Back then the machine could either feed a line OR return the carriage to the start. Not both!
Things we have improved:
- Developers are generally expected to be responsible for testing (and now operating) code.
- Code reviews and ownership are common practice.
- Distinctions between prototype/development/bugfixing stages are no longer strictly enforced.
Things that we still struggle with:
- Overspecialization/knowledge "siloing", and low bus factors generally.
- Navigating the tradeoffs between re-using existing solutions vs. building your own.
Actually I can still count on how many projects there were actually part of the overall delivery process.
I've just started on the doc - where did you find the expansion of 'PA' into 'programmer assistant'?

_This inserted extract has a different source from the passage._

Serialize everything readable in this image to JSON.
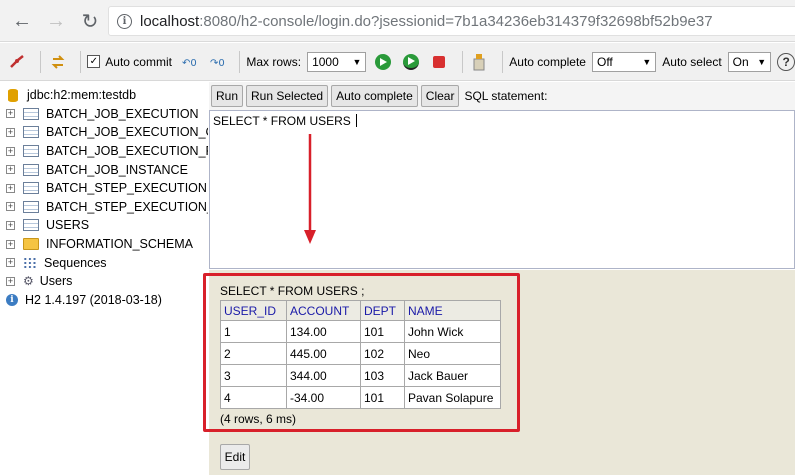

Only one of the 19 SDEs were female, whereas three of the nine PAs were. That's in line with the gender ratios I've seen in testing and development groups during my career. Testing is a feminised role, in line with its perceived low status.
(I'm a (white cis male) tester, and I've always seem myself as a programmer assistant, as well as taking on extra tasks such as those falling under the 'PA' role here.)
 which I highly recommend, btw
For example, Jeff Harbers, who gets savaged on page 4, seems to have had some very perverse incentives imposed on him. What was it about the organisation that caused that? Considering that Microsoft was earning orders of magnitude more from each product than it was costing to build it, why did he treat the schedule as "a contract between the development team and himself"? So far, the answer to that is not in the document.
Occasionally individuals really are to blame. But organizations get better results when everyone assumes positive intent by individual employees and focuses on finding process problems.
Bill Gates formed a highly competitive internal environment. You were expected to stand up and fight for your cause - even against BillG himself. If you were right against Bill it was extremely good for your career. This was a time where the success of a BillG review was determined by how many F-bombs came out, and it was never zero.
For more information:
Also understand MSFT culture has changed dramatically since that time. Its no longer representative of the company today.
Also keep in mind that Microsoft today is a robust corporation with many jealously defended fiefdoms; carefully picking the people to throw under the bus to protect your fiefdom and attack your internal competitors’ fiefdoms is an important skill set in such an environment. You could be seeing that in this postmortem, and that is exactly what people are trying to stop by keeping postmortems “blameless”.
Obviously failures of process are interesting but sometimes it's because someone at the company fucked up.
Yes. Then we get face-saving but at best pointless cop-outs like "we just didn't communicate enough".
"At best" pointless, because this easily leads to "hey we need to communicate more", which leads to an incessant meetings and things like 10 Slack channels to monitor...
The point is not to avoid pointing out mistakes. The point is to (a) allow mistakes and (b) learn from them.
(You can find copies scattered around GitHub and elsewhere too.)
Imagine that: one day Jeff bounces in and decrees you, an inexperienced junior dev, now have to do not one but two lead jobs at once.
I think it would be good for more organizations to use data like this to set realistic schedules because it always takes longer than you would think you need. Luckily with tools like git this is much easier.
I know this feeling - watching someone try to treat the symptom (stress, burnout), without addressing the root cause.
But knowing that the root cause is a systematic issue (very hard to fix), what can a project lead do to help morale and the team?
WYSIWYG and DTP was the liberatory technology of the 80s and early 90s - suddenly everyone could produce documents with little training.
Since 2000 I never bothered to deal with it ever again.